The electric-powered device is said to activate the gases in the canned beer to make it seem similar to the draught version.
Called a “surger”, it sends an ultra-sonic pulse through the pint glass which sits on top of it.
The process takes between 30 seconds and 1.5 minutes from emitting the pulses until the beer is still.
Teresa Octavio, innovation strategy director at Guinness’ parent company Diageo, said the invention was meant to boost Guinness consumption in the home.
“Guinness Surger creates the theatre and anticipation around the Guinness serve that we know many Guinness drinkers expect and enjoy,” she said.
The surger only works with Guinness Draught Surger beer which is made to the Guinness Draught recipe but with a different gas mix.
Users first plug the surger into the mains, then add a little water to its metal plate. The beer must be poured into a pint glass and placed on the device, which is then switched on to emit the pulses.
Guinness Surger kits including the unit, two cans of beer and a pint glass will go on sale in selected Tesco stores from next week priced at around €25.

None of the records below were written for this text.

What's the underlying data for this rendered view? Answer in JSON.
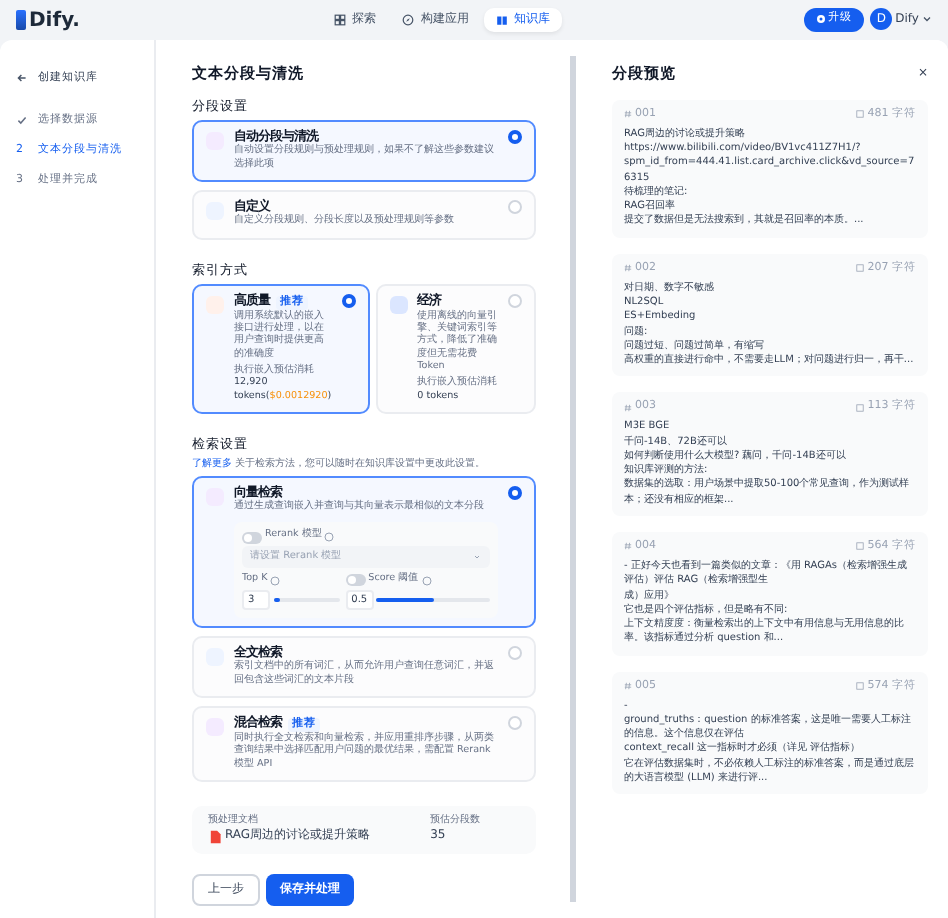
{
  "header": {
    "logo": "Dify.",
    "nav": [
      {
        "label": "探索",
        "selected": false
      },
      {
        "label": "构建应用",
        "selected": false
      },
      {
        "label": "知识库",
        "selected": true
      }
    ],
    "upgrade": "升级",
    "avatar": "D",
    "user": "Dify"
  },
  "sidebar": {
    "back": "创建知识库",
    "steps": [
      {
        "label": "选择数据源",
        "completed": true,
        "selected": false
      },
      {
        "number": "2",
        "label": "文本分段与清洗",
        "completed": false,
        "selected": true
      },
      {
        "number": "3",
        "label": "处理并完成",
        "completed": false,
        "selected": false
      }
    ]
  },
  "main": {
    "title": "文本分段与清洗",
    "segment_heading": "分段设置",
    "segment_options": [
      {
        "title": "自动分段与清洗",
        "desc": "自动设置分段规则与预处理规则，如果不了解这些参数建议选择此项",
        "selected": true
      },
      {
        "title": "自定义",
        "desc": "自定义分段规则、分段长度以及预处理规则等参数",
        "selected": false
      }
    ],
    "index_heading": "索引方式",
    "index_options": [
      {
        "title": "高质量",
        "badge": "推荐",
        "desc": "调用系统默认的嵌入接口进行处理，以在用户查询时提供更高的准确度",
        "cost_label": "执行嵌入预估消耗",
        "cost": "12,920",
        "cost_unit": "tokens(",
        "price": "$0.0012920",
        "cost_end": ")",
        "selected": true
      },
      {
        "title": "经济",
        "desc": "使用离线的向量引擎、关键词索引等方式，降低了准确度但无需花费 Token",
        "cost_label": "执行嵌入预估消耗",
        "cost": "0 tokens",
        "selected": false
      }
    ],
    "retrieval_heading": "检索设置",
    "retrieval_link": "了解更多",
    "retrieval_note": "关于检索方法，您可以随时在知识库设置中更改此设置。",
    "retrieval_options": [
      {
        "title": "向量检索",
        "desc": "通过生成查询嵌入并查询与其向量表示最相似的文本分段",
        "selected": true,
        "settings": {
          "rerank_label": "Rerank 模型",
          "rerank_on": false,
          "rerank_placeholder": "请设置 Rerank 模型",
          "topk": {
            "label": "Top K",
            "value": "3",
            "level": 0.1
          },
          "score": {
            "label": "Score 阈值",
            "on": false,
            "value": "0.5",
            "level": 0.5
          }
        }
      },
      {
        "title": "全文检索",
        "desc": "索引文档中的所有词汇，从而允许用户查询任意词汇，并返回包含这些词汇的文本片段",
        "selected": false
      },
      {
        "title": "混合检索",
        "badge": "推荐",
        "desc": "同时执行全文检索和向量检索，并应用重排序步骤，从两类查询结果中选择匹配用户问题的最优结果，需配置 Rerank 模型 API",
        "selected": false
      }
    ],
    "document": {
      "doc_label": "预处理文档",
      "doc_name": "RAG周边的讨论或提升策略",
      "count_label": "预估分段数",
      "count": "35"
    },
    "buttons": [
      {
        "label": "上一步",
        "kind": "secondary"
      },
      {
        "label": "保存并处理",
        "kind": "primary"
      }
    ]
  },
  "preview": {
    "title": "分段预览",
    "close": "×",
    "segments": [
      {
        "id": "001",
        "chars": "481 字符",
        "lines": [
          "RAG周边的讨论或提升策略",
          "https://www.bilibili.com/video/BV1vc411Z7H1/?",
          "spm_id_from=444.41.list.card_archive.click&vd_source=76315",
          "待梳理的笔记:",
          "RAG召回率",
          "提交了数据但是无法搜索到，其就是召回率的本质。..."
        ]
      },
      {
        "id": "002",
        "chars": "207 字符",
        "lines": [
          "对日期、数字不敏感",
          "NL2SQL",
          "ES+Embeding",
          "问题:",
          "问题过短、问题过简单，有缩写",
          "高权重的直接进行命中，不需要走LLM；对问题进行归一，再干..."
        ]
      },
      {
        "id": "003",
        "chars": "113 字符",
        "lines": [
          "M3E BGE",
          "千问-14B、72B还可以",
          "如何判断使用什么大模型? 藕问，千问-14B还可以",
          "知识库评测的方法:",
          "数据集的选取：用户场景中提取50-100个常见查询，作为测试样本；还没有相应的框架..."
        ]
      },
      {
        "id": "004",
        "chars": "564 字符",
        "lines": [
          "- 正好今天也看到一篇类似的文章：《用 RAGAs（检索增强生成评估）评估 RAG（检索增强型生",
          "成）应用》",
          "它也是四个评估指标，但是略有不同:",
          "上下文精度度：衡量检索出的上下文中有用信息与无用信息的比率。该指标通过分析 question 和..."
        ]
      },
      {
        "id": "005",
        "chars": "574 字符",
        "lines": [
          "-",
          "ground_truths：question 的标准答案，这是唯一需要人工标注的信息。这个信息仅在评估",
          "context_recall 这一指标时才必须（详见 评估指标）",
          "它在评估数据集时，不必依赖人工标注的标准答案，而是通过底层的大语言模型 (LLM) 来进行评..."
        ]
      }
    ]
  }
}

The special Guinness Draught Surger beer will be sold in packs of four priced at around €7.50.